- **Your objective**
When you repeat the entries below, keep each word exactly as it is and drop the pictures.

━━━━━━━━━━━━━━━━

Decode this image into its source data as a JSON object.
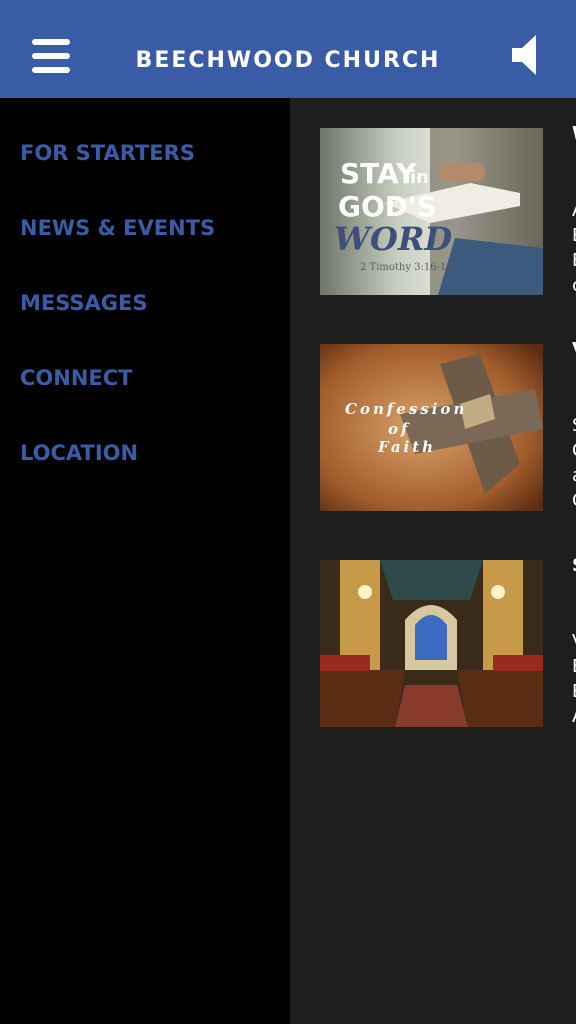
{
  "header": {
    "title": "BEECHWOOD CHURCH",
    "menu_icon": "hamburger-menu-icon",
    "sound_icon": "speaker-icon"
  },
  "nav": {
    "items": [
      {
        "label": "FOR STARTERS"
      },
      {
        "label": "NEWS & EVENTS"
      },
      {
        "label": "MESSAGES"
      },
      {
        "label": "CONNECT"
      },
      {
        "label": "LOCATION"
      }
    ]
  },
  "cards": [
    {
      "image_lines": {
        "l1": "STAY",
        "l1b": "in",
        "l2": "GOD'S",
        "l3": "WORD",
        "ref": "2 Timothy 3:16-17"
      },
      "peek": {
        "title": "W",
        "body": [
          "A",
          "E",
          "E",
          "c"
        ]
      }
    },
    {
      "image_lines": {
        "l1": "Confession",
        "l2": "of",
        "l3": "Faith"
      },
      "peek": {
        "title": "V",
        "body": [
          "S",
          "C",
          "a",
          "C"
        ]
      }
    },
    {
      "peek": {
        "title": "S",
        "body": [
          "V",
          "E",
          "E",
          "A"
        ]
      }
    }
  ],
  "colors": {
    "header_bg": "#3a5ca6",
    "nav_text": "#3a5ca6",
    "drawer_bg": "#000000",
    "content_bg": "#1e1e1e"
  }
}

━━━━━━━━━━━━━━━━

- **Solution to the problem**
Decode this image into its source data as a JSON object.
{
  "header": {
    "title": "BEECHWOOD CHURCH",
    "menu_icon": "hamburger-menu-icon",
    "sound_icon": "speaker-icon"
  },
  "nav": {
    "items": [
      {
        "label": "FOR STARTERS"
      },
      {
        "label": "NEWS & EVENTS"
      },
      {
        "label": "MESSAGES"
      },
      {
        "label": "CONNECT"
      },
      {
        "label": "LOCATION"
      }
    ]
  },
  "cards": [
    {
      "image_lines": {
        "l1": "STAY",
        "l1b": "in",
        "l2": "GOD'S",
        "l3": "WORD",
        "ref": "2 Timothy 3:16-17"
      },
      "peek": {
        "title": "W",
        "body": [
          "A",
          "E",
          "E",
          "c"
        ]
      }
    },
    {
      "image_lines": {
        "l1": "Confession",
        "l2": "of",
        "l3": "Faith"
      },
      "peek": {
        "title": "V",
        "body": [
          "S",
          "C",
          "a",
          "C"
        ]
      }
    },
    {
      "peek": {
        "title": "S",
        "body": [
          "V",
          "E",
          "E",
          "A"
        ]
      }
    }
  ],
  "colors": {
    "header_bg": "#3a5ca6",
    "nav_text": "#3a5ca6",
    "drawer_bg": "#000000",
    "content_bg": "#1e1e1e"
  }
}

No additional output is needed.